Stand for Children has endorsed O’Brien, Johnson and Cobián. The group chose not to endorse in the three-person District 4 race, explaining that both incumbent Espiritu and challenger Jennifer Bacon had surpassed its “threshold for endorsement.”

Another big spender is Raising Colorado, a group reporting $300,000 in donations from New York’s Education Reform Now — the national affiliate of Democrats for Education Reform. That group is spending money on mailers and digital media for four candidates in Denver: Espiritu, Cobián, Johnson and O’Brien, as well as two candidates for Aurora’s school board: Gail Pough and Miguel In Suk Lovato.

In Douglas County, the American Federation of Teachers, the nation’s second largest teachers unions has pumped $300,000 into a committee backing a slate of candidates that opposes the current direction of the state’s third largest school district.

The committee, Douglas Schools for Douglas Kids, has spent most of its war chest on producing TV, digital and mail advertising by firms in Washington D.C., and San Francisco.

The Douglas County arm of AFT lost its collective bargaining agreement with the district in 2012.

A group of parents that also supports the union-backed slate have formed a committee, as well. So far it has raised $42,750, records show. Unlike the union donation, most donations to this committee were small donations, averaging about $50 per person.

The parent committee has spent about $28,000 on T-shirts, bumper stickers, postage and yard signs, records show.

Colorado Votes 2017

We asked the 2017 Aurora school board candidates nine questions. Here are their responses.

PHOTO: Kathryn Scott/The Denver Post
AURORA, CO - AUGUST 29: Max Gonzalez, 4, center, Gunnar Riley, 4, left, and Brooklyn Jones, 4, take turns looking through a camera as they spend part of their first week getting to know their new friends at Beck Preschool inside the Beck Recreation Center on August 29, 2017 in Aurora, Colorado. (Photo by Kathryn Scott/The Denver Post)

This fall, thousands of Coloradans will vote in dozens of local school board races across the state.

In many cases, their votes will determine the philosophical direction of their school districts.

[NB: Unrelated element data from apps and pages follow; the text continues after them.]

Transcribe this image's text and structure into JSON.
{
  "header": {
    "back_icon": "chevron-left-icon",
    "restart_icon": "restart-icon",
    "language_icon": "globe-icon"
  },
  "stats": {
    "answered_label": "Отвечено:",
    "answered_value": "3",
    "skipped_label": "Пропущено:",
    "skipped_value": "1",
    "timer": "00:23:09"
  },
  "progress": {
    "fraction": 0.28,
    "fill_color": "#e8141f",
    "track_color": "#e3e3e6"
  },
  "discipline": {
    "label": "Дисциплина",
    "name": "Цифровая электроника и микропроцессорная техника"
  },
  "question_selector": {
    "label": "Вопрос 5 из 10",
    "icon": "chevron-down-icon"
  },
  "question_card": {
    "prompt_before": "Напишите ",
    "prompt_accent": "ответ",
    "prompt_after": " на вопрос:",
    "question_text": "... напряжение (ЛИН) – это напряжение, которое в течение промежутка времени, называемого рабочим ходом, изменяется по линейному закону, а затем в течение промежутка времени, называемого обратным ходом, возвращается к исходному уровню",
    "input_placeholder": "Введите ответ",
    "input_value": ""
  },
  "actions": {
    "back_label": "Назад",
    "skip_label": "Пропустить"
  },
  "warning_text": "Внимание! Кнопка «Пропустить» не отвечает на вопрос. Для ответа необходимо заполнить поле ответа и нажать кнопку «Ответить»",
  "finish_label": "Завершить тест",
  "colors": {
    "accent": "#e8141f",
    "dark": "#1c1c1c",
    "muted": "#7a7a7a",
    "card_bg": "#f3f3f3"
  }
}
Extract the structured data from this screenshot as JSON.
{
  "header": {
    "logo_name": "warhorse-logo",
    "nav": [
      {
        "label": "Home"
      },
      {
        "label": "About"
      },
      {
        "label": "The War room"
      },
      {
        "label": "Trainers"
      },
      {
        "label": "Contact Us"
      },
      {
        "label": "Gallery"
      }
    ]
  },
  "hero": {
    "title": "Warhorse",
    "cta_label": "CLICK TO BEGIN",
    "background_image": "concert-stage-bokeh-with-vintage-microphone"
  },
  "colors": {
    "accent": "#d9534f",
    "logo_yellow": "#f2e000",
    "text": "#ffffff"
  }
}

Should there be more charter schools? How much should the district pay teachers? How should the district boost learning for its most vulnerable students? These are just some of the policy questions school boards consider. And with majority control up for grabs on many boards, the stakes are especially high in 2017.

In order to help voters decide who to vote for, Chalkbeat surveyed candidates in some of the most hotly contested races. Below are their responses, which have been lightly edited for clarity.

To use our survey, readers can select specific races, then click on a candidate’s name to show or hide their responses.

For more information about this year’s election, click here for our previous coverage and click here for our campaign diary that’s filled with tidbits from the trail.

Interested in more than one school district? Click here for candidate surveys from Denver and Jefferson County.